Combined summary - An overview of the cluster mempool proposal
The discussion revolves around the intricacies of managing the mempool in cryptocurrency networks, particularly focusing on Replace-By-Fee (RBF) transactions and their implications for Bitcoin's network efficiency and transaction management.
A key point is the computational burden posed by RBF transactions, as highlighted by the current Bitcoin Improvement Proposal (BIP 125), which sets a cap on total transactions evicted by a single replacement to manage these costs. It suggests further benchmarking to assess if this cap effectively balances validation expenses with the needs for legitimate RBF usage.
Wallet developers face challenges in creating RBF-compliant transactions due to the complexity and need for detailed mempool data, leading to reliance on fee increases for transaction replacement. Recent proposals aim to adjust RBF rules to better match user expectations and practical applications, as seen in minimal changes in draft PR tests on GitHub. A proposed validation rule aims to ensure that replacements offer a "strictly better" condition for miners, addressing ambiguities but complicating transaction generation for wallets due to unclear mempool ordering.
The conversation also touches on the limitations of transactions exceeding cluster size limits and proposes increasing the descendant transaction limit to enhance scalability and user experience. It considers the impact of cluster size limits on CoinJoin transactions and participant spending capabilities. An algorithmic approach for managing transactions at cluster limits is suggested, focusing on prioritizing high-fee transactions and potentially allowing re-addition of evicted ones, aiming towards more efficient mempool management.
Further, the email explores strategies for improving transaction processing through post-eviction reinsertions and identifying minimal subsets for eviction based on cost criteria, balancing efficiency with computational demand. It critiques current methods enhancing mempool quality, proposing offloading computational tasks to peers and a direct transition between transaction states to streamline evictions. The concept of "top block" methodologies and sibling eviction policies are discussed for future transaction selection processes and integrating carveouts with the mempool remains challenging.
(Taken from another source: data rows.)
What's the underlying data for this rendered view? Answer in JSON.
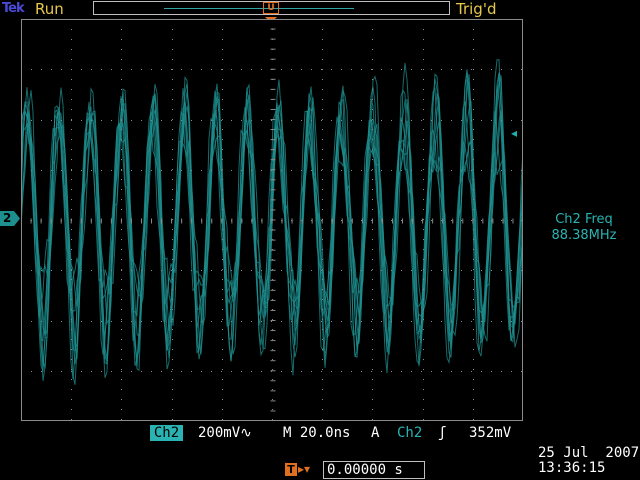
{
  "topbar": {
    "logo": "Tek",
    "acq_state": "Run",
    "trigger_state": "Trig'd",
    "record_trigger_marker": "U"
  },
  "screen": {
    "ch2_marker": "2",
    "trigger_marker": "T",
    "trace_color": "#1f8f8f",
    "grid_color": "#8a8a8a"
  },
  "measurement": {
    "label": "Ch2 Freq",
    "value": "88.38MHz"
  },
  "status": {
    "channel": "Ch2",
    "scale": "200mV",
    "coupling_icon": "ac-coupling-icon",
    "coupling_symbol": "∿",
    "timebase": "M 20.0ns",
    "trigger_mode": "A",
    "trigger_source": "Ch2",
    "trigger_slope_symbol": "ʃ",
    "trigger_level": "352mV"
  },
  "bottom": {
    "trigger_position_marker": "T",
    "trigger_position_arrow": "▸▾",
    "delay": "0.00000 s",
    "date": "25 Jul  2007",
    "time": "13:36:15"
  }
}
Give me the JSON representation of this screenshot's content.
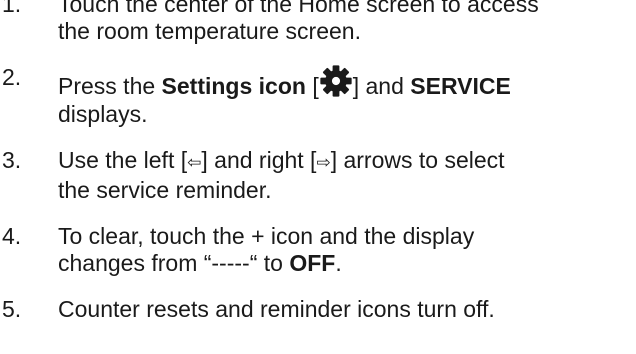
{
  "steps": [
    {
      "number": "1.",
      "line1": "Touch the center of the Home screen to access",
      "line2": "the room temperature screen."
    },
    {
      "number": "2.",
      "line1_a": "Press the ",
      "line1_bold1": "Settings icon",
      "line1_b": " [",
      "icon": "gear-icon",
      "line1_c": "] and ",
      "line1_bold2": "SERVICE",
      "line2": "displays."
    },
    {
      "number": "3.",
      "line1_a": "Use the left [",
      "left_arrow": "⇦",
      "line1_b": "] and right [",
      "right_arrow": "⇨",
      "line1_c": "] arrows to select",
      "line2": "the service reminder."
    },
    {
      "number": "4.",
      "line1": "To clear, touch the + icon and the display",
      "line2_a": "changes from “-----“ to ",
      "line2_bold": "OFF",
      "line2_b": "."
    },
    {
      "number": "5.",
      "line1": "Counter resets and reminder icons turn off."
    }
  ]
}
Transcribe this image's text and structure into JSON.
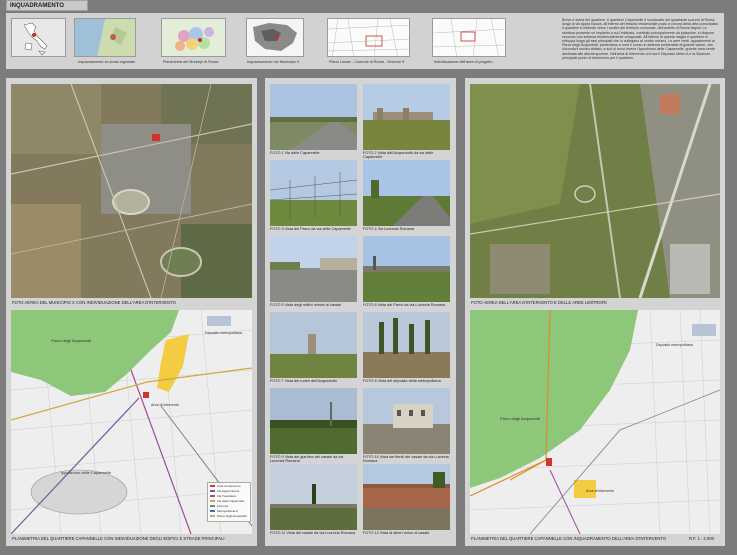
{
  "title": "INQUADRAMENTO DELL'AREA",
  "thumbs": [
    {
      "caption": ""
    },
    {
      "caption": "Inquadramento su scala regionale"
    },
    {
      "caption": "Planimetria dei Municipi di Roma"
    },
    {
      "caption": "Inquadramento nel Municipio X"
    },
    {
      "caption": "Piano Locale - Comune di Roma - Sezione 9"
    },
    {
      "caption": "Individuazione dell'area di progetto"
    }
  ],
  "description": "Breve e storia del quartiere. Il quartiere Capannelle è localizzato nel quadrante sud-est di Roma, lungo la via Appia Nuova, all'interno del tessuto residenziale posto a corona della città consolidata; il quartiere si estende verso i confini del territorio comunale, dell'ambito di Roma-Napoli. La struttura presente un impianto a cui l'edificato, costituito principalmente da palazzine, si dispone secondo uno schema tendenzialmente ortogonale. All'interno di questa maglia il quartiere si sviluppa lungo gli assi principali che lo collegano al centro urbano. Le aree verdi, appartenenti al Parco degli Acquedotti, presentano a nord e ovest un sistema ambientale di grande valore, che circonda il nucleo abitato; a sud si trova invece l'ippodromo delle Capannelle, grande area verde destinata alle attività sportive. Nell'area di intervento si trova il Deposito Metro A e la Stazione, principale punto di riferimento per il quartiere.",
  "left_top_caption": "FOTO AEREA DEL MUNICIPIO X CON INDIVIDUAZIONE DELL'AREA D'INTERVENTO",
  "left_bottom_caption": "PLANIMETRIA DEL QUARTIERE CAPANNELLE CON INDIVIDUAZIONE DEGLI EDIFICI E STRADE PRINCIPALI",
  "left_map_labels": {
    "parco": "Parco degli Acquedotti",
    "ippodromo": "Ippodromo delle Capannelle",
    "deposito": "Deposito metropolitana",
    "area": "Area di intervento"
  },
  "legend": [
    "Area di intervento",
    "Via Appia Nuova",
    "Via Tuscolana",
    "Via delle Capannelle",
    "Ferrovia",
    "Metropolitana A",
    "Parco degli Acquedotti"
  ],
  "photos": [
    {
      "caption": "FOTO 1 Via delle Capannelle"
    },
    {
      "caption": "FOTO 2 Vista dell'Acquedotto da via delle Capannelle"
    },
    {
      "caption": "FOTO 3 Vista del Parco da via delle Capannelle"
    },
    {
      "caption": "FOTO 4 Via Lucrezia Romana"
    },
    {
      "caption": "FOTO 5 Vista degli edifici minimi al casale"
    },
    {
      "caption": "FOTO 6 Vista del Parco da via Lucrezia Romana"
    },
    {
      "caption": "FOTO 7 Vista dei ruderi dell'Acquedotto"
    },
    {
      "caption": "FOTO 8 Vista del deposito della metropolitana"
    },
    {
      "caption": "FOTO 9 Vista del giardino del casale da via Lucrezia Romana"
    },
    {
      "caption": "FOTO 10 Vista dei fienili del casale da via Lucrezia Romana"
    },
    {
      "caption": "FOTO 11 Vista del casale da via Lucrezia Romana"
    },
    {
      "caption": "FOTO 12 Vista di alberi vicino al casale"
    }
  ],
  "right_top_caption": "FOTO AEREA DELL'AREA D'INTERVENTO E DELLE AREE LIMITROFE",
  "right_bottom_caption": "PLANIMETRIA DEL QUARTIERE CAPANNELLE CON INQUADRAMENTO DELL'AREA D'INTERVENTO",
  "right_map_labels": {
    "parco": "Parco degli Acquedotti",
    "deposito": "Deposito metropolitana",
    "area": "Area di intervento"
  },
  "scale": "R.F. 1 : 4.000"
}
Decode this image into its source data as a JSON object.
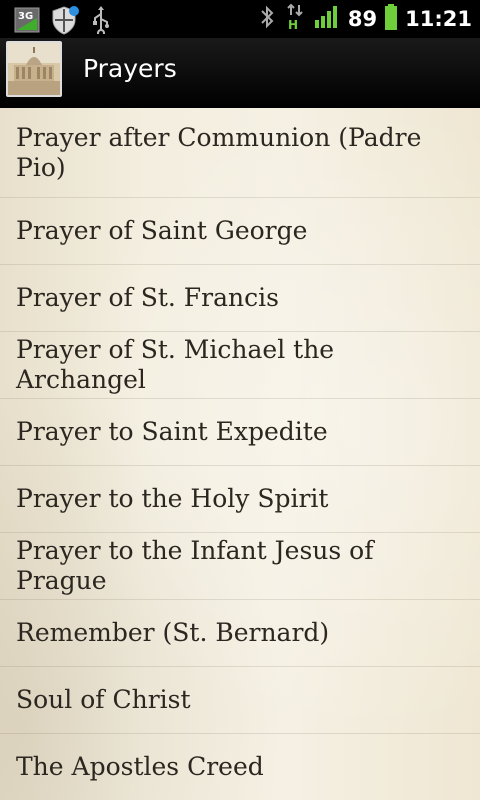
{
  "status_bar": {
    "network_type": "3G",
    "battery_percent": "89",
    "time": "11:21",
    "data_indicator": "H"
  },
  "header": {
    "title": "Prayers"
  },
  "prayers": [
    "Prayer after Communion (Padre Pio)",
    "Prayer of Saint George",
    "Prayer of St. Francis",
    "Prayer of St. Michael the Archangel",
    "Prayer to Saint Expedite",
    "Prayer to the Holy Spirit",
    "Prayer to the Infant Jesus of Prague",
    "Remember (St. Bernard)",
    "Soul of Christ",
    "The Apostles Creed"
  ]
}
The dialogue suggests significant modifications to improve network efficiency and transaction management within the Bitcoin Core network, emphasizing the concept of incentive compatibility concerning fee rates. It highlights the complexities of implementing a carve-out rule and the potential for policy changes to support specific transaction topologies, such as the proposed v3 transaction model. The discontinuation of the CPFP carve-out rule and issues with RBF pinning are debated, alongside a new design for the Bitcoin Core mempool focusing on limiting transactions and virtual bytes within clusters to optimize mining selection and reduce CPU overhead. Further technical discussions and community contributions are encouraged, as indicated in the original write-up by @sipa.